WHAT NEEDS TO BE DONE
Spot each line in the data below containing "circle" and copy it.

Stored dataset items
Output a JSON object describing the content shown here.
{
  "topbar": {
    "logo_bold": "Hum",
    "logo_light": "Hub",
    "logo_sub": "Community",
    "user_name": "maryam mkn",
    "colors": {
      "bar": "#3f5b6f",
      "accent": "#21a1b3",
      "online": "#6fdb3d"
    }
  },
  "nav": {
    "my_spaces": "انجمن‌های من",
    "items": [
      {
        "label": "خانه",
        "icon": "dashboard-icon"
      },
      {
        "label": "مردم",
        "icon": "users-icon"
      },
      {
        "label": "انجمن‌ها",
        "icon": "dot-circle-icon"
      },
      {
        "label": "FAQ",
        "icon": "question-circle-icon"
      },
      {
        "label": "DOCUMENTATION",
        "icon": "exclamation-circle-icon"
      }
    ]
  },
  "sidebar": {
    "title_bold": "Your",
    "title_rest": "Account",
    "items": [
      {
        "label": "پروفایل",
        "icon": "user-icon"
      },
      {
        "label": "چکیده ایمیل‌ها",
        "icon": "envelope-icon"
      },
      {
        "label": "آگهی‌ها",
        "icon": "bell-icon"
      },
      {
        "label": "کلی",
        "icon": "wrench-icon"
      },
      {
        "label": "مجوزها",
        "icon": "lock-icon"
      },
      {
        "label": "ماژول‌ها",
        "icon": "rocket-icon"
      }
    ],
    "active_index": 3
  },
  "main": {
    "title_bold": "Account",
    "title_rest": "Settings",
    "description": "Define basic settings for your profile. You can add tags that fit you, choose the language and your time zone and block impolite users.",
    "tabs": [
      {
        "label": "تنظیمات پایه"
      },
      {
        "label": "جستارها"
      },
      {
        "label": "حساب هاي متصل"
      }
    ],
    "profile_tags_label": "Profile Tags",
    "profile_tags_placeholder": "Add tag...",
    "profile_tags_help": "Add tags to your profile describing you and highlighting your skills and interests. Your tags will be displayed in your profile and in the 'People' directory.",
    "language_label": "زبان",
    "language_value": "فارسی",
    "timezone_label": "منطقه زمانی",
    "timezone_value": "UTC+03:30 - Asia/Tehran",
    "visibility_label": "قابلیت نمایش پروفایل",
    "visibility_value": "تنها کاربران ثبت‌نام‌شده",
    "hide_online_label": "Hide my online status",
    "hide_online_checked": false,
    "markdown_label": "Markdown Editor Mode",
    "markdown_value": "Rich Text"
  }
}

RESULT BELOW
        "icon": "dot-circle-icon"
        "icon": "question-circle-icon"
        "icon": "exclamation-circle-icon"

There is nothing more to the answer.